Back in 2001, while preparing a cover profile of her for the Boston Globe Magazine, I had the distinct privilege of spending time with Kara Walker, arguably America’s most important African-American artist. Walker’s provocative cut paper silhouettes plumb the depths of the highly charged historic experience of African-American women. Other than my conversations with Walker and exposure to her work, however, I must confess that I have very little knowledge of or appreciation for the ways in which Black women have been stereotyped and exploited.
For that very reason, I and every other diversity-deprived viewer in northern New England should probably get to Hanover, New Hampshire, this summer to see Black Womanhood: Images, Icons, and Ideologies of the African Body at Dartmouth College’s Hood Museum of Art. Judging from the dense 370-page catalogue (University of Washington Press, $75 hardcover, $50 paper), Black Womanhood is a very heavy show. Organized by Barbara Thompson, the Hood’s Curator of African, Oceanic, and Native American Collections, Black Womanhood uses some 100 paintings, prints, photographs, postcards, sculpture, textiles, and videos to explore how African and African-American women have been portrayed since the 19th century and brings the heavy baggage of colonialism and slavery to bear on an understanding of the work of contemporary artists such as Kara Walker, Alison Saar, Maud Sulter, Lalla Essaydi, and Carrie Mae Weems.
Black Womanhood is organized into three conceptual/chronological sections. Iconic Ideologies of Womanhood: African Cultural Perspectives uses traditional African art objects to lay the groundwork for an understanding of how womanhood has been defined. Colonizing Black Women: The Western Imagery features ethnographic postcards and other Western media that tended to exoticize and sexualize African woman in their native and natural state. Meaning and Identity: Personal Journeys into Black Womanhood exhibits contemporary works by African and African-American artists that evoke, satirize, and deconstruct the stereotypes created in the previous sections.

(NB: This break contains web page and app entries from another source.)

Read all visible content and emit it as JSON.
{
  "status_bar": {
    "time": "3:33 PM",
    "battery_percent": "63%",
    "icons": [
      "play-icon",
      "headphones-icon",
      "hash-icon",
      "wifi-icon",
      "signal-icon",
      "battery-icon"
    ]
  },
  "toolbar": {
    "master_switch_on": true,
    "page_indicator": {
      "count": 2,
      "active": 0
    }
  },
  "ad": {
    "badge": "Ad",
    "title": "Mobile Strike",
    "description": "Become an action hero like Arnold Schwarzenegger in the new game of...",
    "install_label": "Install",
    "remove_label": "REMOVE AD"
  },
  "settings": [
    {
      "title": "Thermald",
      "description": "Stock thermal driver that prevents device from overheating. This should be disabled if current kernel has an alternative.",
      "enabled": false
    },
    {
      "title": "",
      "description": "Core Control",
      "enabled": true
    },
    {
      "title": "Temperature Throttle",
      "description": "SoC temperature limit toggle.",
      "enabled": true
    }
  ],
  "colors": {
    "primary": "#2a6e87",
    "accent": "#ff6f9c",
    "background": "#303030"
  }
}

Kara Walker, for example, is represented by her book Freedom: A Fable; A Curious Interpretation of the Wit of a Negress in Troubled Times, which uses Walker’s wickedly deft touch with the 19th century itinerant silhouette artist’s art to parody the servile image of the ante-bellum “mammy.” Maud Sulter, an artist of Scottish and Ghanaian descent, contributes the cover image for Black Womanhood in the form of a gorgeous color photograph entitled “Terpischore.” Sulter’s faux-portrait of an elegant Black woman dressed in a pristine white gown and white wig and holding a lump of fool’s gold is a revisionist picture of empowerment, restoring colonialized African woman to proud selfhood. The works in the exhibition I am most familiar with are Moroccan-born artist Lalla Essaydi’s sumptuous “Les Femmes du Maroc” photographs, which depict Moroccan women covered head to toe in fabric covered with Essaydi’s stream of conscious writings done in classic Arab calligraphy. I had the pleasure of interviewing Lalla Essaydi for Photo District News when she was just completing her MFA at Boston’s School of the Museum of Fine Arts. Her obsessive conceptual portraits of text-covered women respond not only to the myths and realities of harems but also to the Orientalist strain in Western art.

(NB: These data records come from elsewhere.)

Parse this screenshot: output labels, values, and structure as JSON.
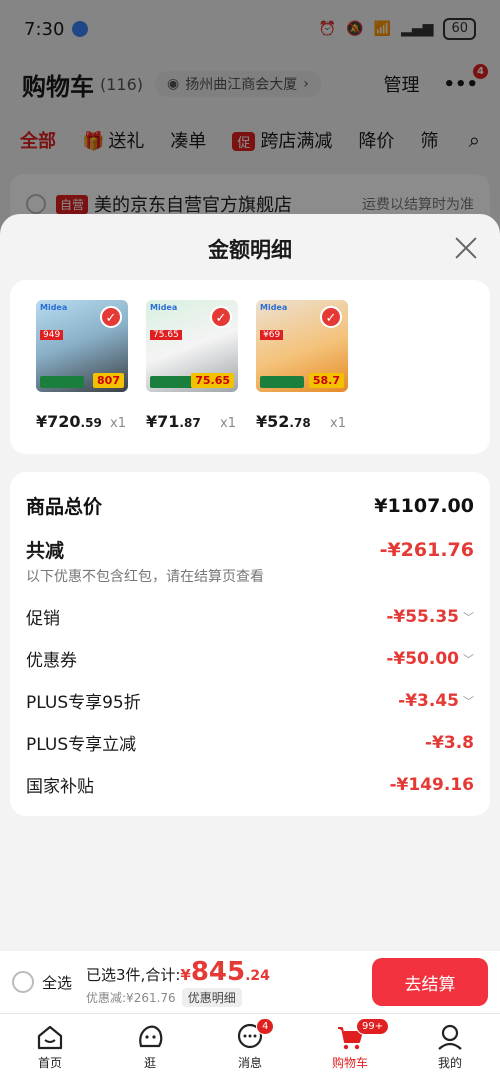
{
  "status_bar": {
    "time": "7:30",
    "battery": "60"
  },
  "background": {
    "title": "购物车",
    "count": "(116)",
    "location": "扬州曲江商会大厦",
    "manage": "管理",
    "more_badge": "4",
    "tabs": [
      "全部",
      "送礼",
      "凑单",
      "跨店满减",
      "降价",
      "筛"
    ],
    "promo_tag": "促",
    "store_badge": "自营",
    "store_name": "美的京东自营官方旗舰店",
    "store_ship": "运费以结算时为准"
  },
  "sheet": {
    "title": "金额明细",
    "products": [
      {
        "price_int": "¥720",
        "price_dec": ".59",
        "qty": "x1",
        "brand": "Midea",
        "promo": "807",
        "tag": "949"
      },
      {
        "price_int": "¥71",
        "price_dec": ".87",
        "qty": "x1",
        "brand": "Midea",
        "promo": "75.65",
        "tag": "75.65"
      },
      {
        "price_int": "¥52",
        "price_dec": ".78",
        "qty": "x1",
        "brand": "Midea",
        "promo": "58.7",
        "tag": "¥69"
      }
    ],
    "total_label": "商品总价",
    "total_value": "¥1107.00",
    "discount_label": "共减",
    "discount_value": "-¥261.76",
    "discount_note": "以下优惠不包含红包，请在结算页查看",
    "items": [
      {
        "label": "促销",
        "value": "-¥55.35",
        "expandable": true
      },
      {
        "label": "优惠券",
        "value": "-¥50.00",
        "expandable": true
      },
      {
        "label": "PLUS专享95折",
        "value": "-¥3.45",
        "expandable": true
      },
      {
        "label": "PLUS专享立减",
        "value": "-¥3.8",
        "expandable": false
      },
      {
        "label": "国家补贴",
        "value": "-¥149.16",
        "expandable": false
      }
    ]
  },
  "checkout": {
    "select_all": "全选",
    "selected_text": "已选3件,合计:",
    "yen": "¥",
    "total_int": "845",
    "total_dec": ".24",
    "discount_text": "优惠减:¥261.76",
    "detail_label": "优惠明细",
    "button": "去结算"
  },
  "tabbar": {
    "items": [
      {
        "label": "首页",
        "icon": "home-icon"
      },
      {
        "label": "逛",
        "icon": "face-icon"
      },
      {
        "label": "消息",
        "icon": "message-icon",
        "badge": "4"
      },
      {
        "label": "购物车",
        "icon": "cart-icon",
        "badge": "99+"
      },
      {
        "label": "我的",
        "icon": "profile-icon"
      }
    ]
  },
  "colors": {
    "accent": "#e53935",
    "button": "#f2323f"
  }
}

Should you be unable to get to Dartmouth this summer, Black Womanhood will travel to the Davis Museum at Wellesley College in the fall. This is a must-see show, a landmark exhibition with resonance far beyond art and art history.
Black Womanhood: Images, Icons, and Ideologies of the African Body, Hood Museum of Art, Dartmouth College, Hanover NH, April 1 to August 10, 603-646-2808. Davis Museum and Cultural Center, Wellesley College, Wellesley MA, September 17 to December 10, 781-283-2501. San Diego Museum of Art, San Diego CA, January 31 to April 26, 2009.